by Denise Robitaille
We spend a lot of time talking about individual auditors’ roles, responsibilities, and activities, etc. But we don’t devote sufficient time to discussing the performance of the audit team.
It’s indisputable that auditor competence is essential to the outcome of the audit process, and we can readily concede that a significant portion of audits are performed by a solo lead auditor. However, where there’s a need for multiple auditors, challenges must be addressed to ensure an effective audit.
The concept of teamwork is more than just a euphemistic nicety. Interactions between auditors, sharing of tasks and information, and decisions about what will go into the final report all contribute to ensuring a balanced audit that will achieve its two-fold purpose: to ensure conformance to an identified standard and to provide opportunities to correct the cause of problems and experience improvement.
Audit team performance: Plan and execute
What factors go into a successful audit team performance? Development of the audit plan is markedly different for an audit team as opposed to when there’s only one auditor. The plan must ensure that the workload is evenly assigned and that each auditor’s allotted time allows for adequate assessment. Care must be taken to ensure that two auditors aren’t scheduled to interview someone at the same time. For example, in smaller companies some people wear multiple hats. If the president of the company is also the purchasing agent, there’s no way that management review and purchasing can be audited at the same time.
Developing the audit plan isn’t terribly difficult, but it can be time consuming and laborious. Despite that fact, it’s a rudimentary and indispensable factor in ensuring teamwork.
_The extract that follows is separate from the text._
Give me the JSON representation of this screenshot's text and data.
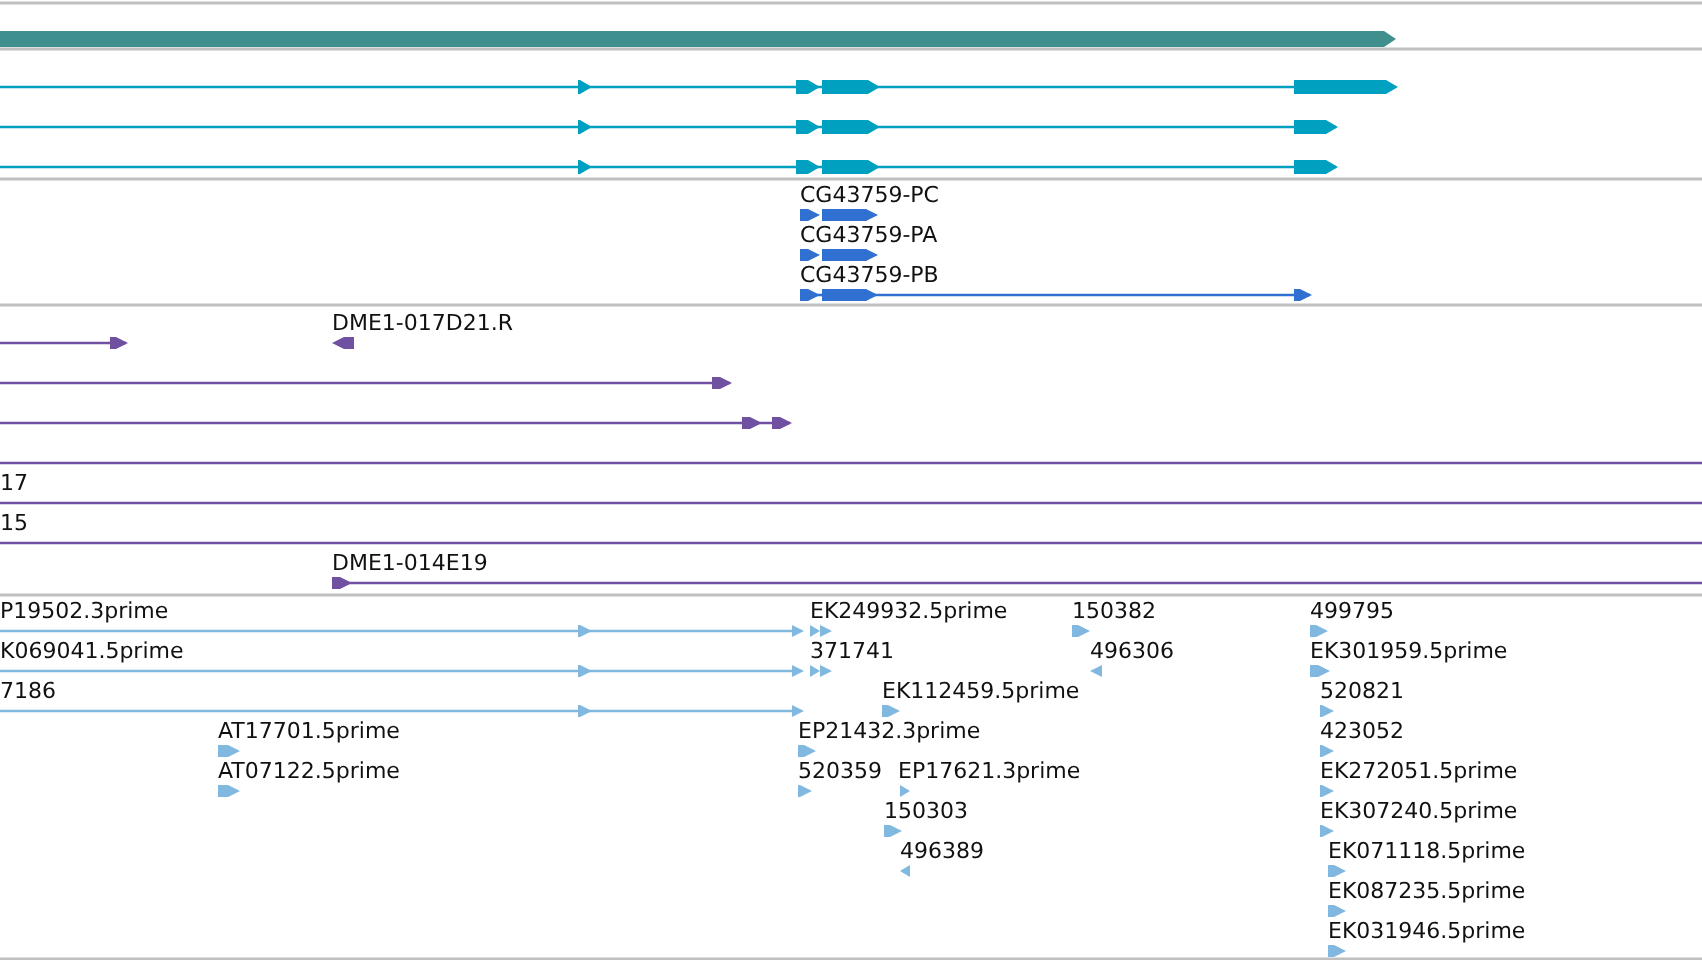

There are some other important considerations that rarely get articulated. For example, as self-evident as it might seem, auditors need to be reminded that their notes must be legible. When there’s only one auditor, it’s not as critical. Generally, most of us can read our own handwriting. But, if you’re the lead assessor in an audit team of five, you need to be able to read everyone’s notes to generate the audit report.
Lunch breaks and end-of-day recaps should be used to compare notes and to review how the audit as a whole is going. Concerns should be aired—even minor ones. Sometimes, minor glitches that would normally receive a passing note in a report could be presumed to be isolated anomalies. During the audit team meeting, it might be discovered that comparable glitches have been observed in various areas. Processes that permeate the entire organization, such as document control and record retention, are two likely candidates for observing systemwide issues. In the absence of an end-of-day recap, the audit team might miss the fact that scattered anomalies reveal a systemic breakdown in the organization’s document control processes.
Conversely, discussions may reveal that the auditee has a untraditional method of controlling a certain process. The information gathered from one auditor may answer the concern raised by another team member, preventing the erroneous citing of a nonconformance.
This leads me to my next point. Auditors have got to communicate effectively with one another. One of the quality management principles relates to a systems approach to managing a quality management system. Everything is connected. What has been observed by one auditor may create an audit trail that needs to be picked up by another member of the team. If, for example, traceability of materials in the stock room relies on information requested during purchasing, the members of the team looking at these two processes have to compare the results of their unique assessments.
Finally, the team should speak with one voice to the auditee. The lead auditor should be the only one to tell the organization that the team has uncovered a major nonconformance. Individual members of the audit team should not presume to know what will be disclosed during the exit meeting or be included in the audit report. The integrity of the entire audit is undermined if the report conflicts with information that an individual auditor has prematurely communicated to the auditee.
When it comes to auditing, teamwork isn’t just a matter of making sure everything gets covered. The team’s expertise, judgment, and audit skills are pooled as a shared asset to ensure that the auditee gets the most benefit from the team’s shared effort.
About the author
Denise Robitaille is the author of several books on various quality topics. She’s an internationally recognized speaker who brings years of experience in business and industry to her work in the quality profession. As the principal of Robitaille Associates, she has helped numerous companies in diverse fields to achieve ISO 9001 registration and to improve their quality management systems. Robitaille is vice chair of the U.S. TAG to ISO/TC 176, the committee responsible for updating the ISO 9000 family of standards. She’s also a RABQSA-certified lead assessor, an ASQ Certified Quality Auditor, and a fellow of ASQ.
Her books include Root Cause Analysis, Document Control, The Management Review Handbook, The Preventive Action Handbook, and Managing Supplier-Related Processes, all published by Paton Professional. She also co-authored The Insiders’ Guide to ISO 9001:2008.
Her newest book, 9 Keys to Successful Audits, is available now.
Tags: audit team.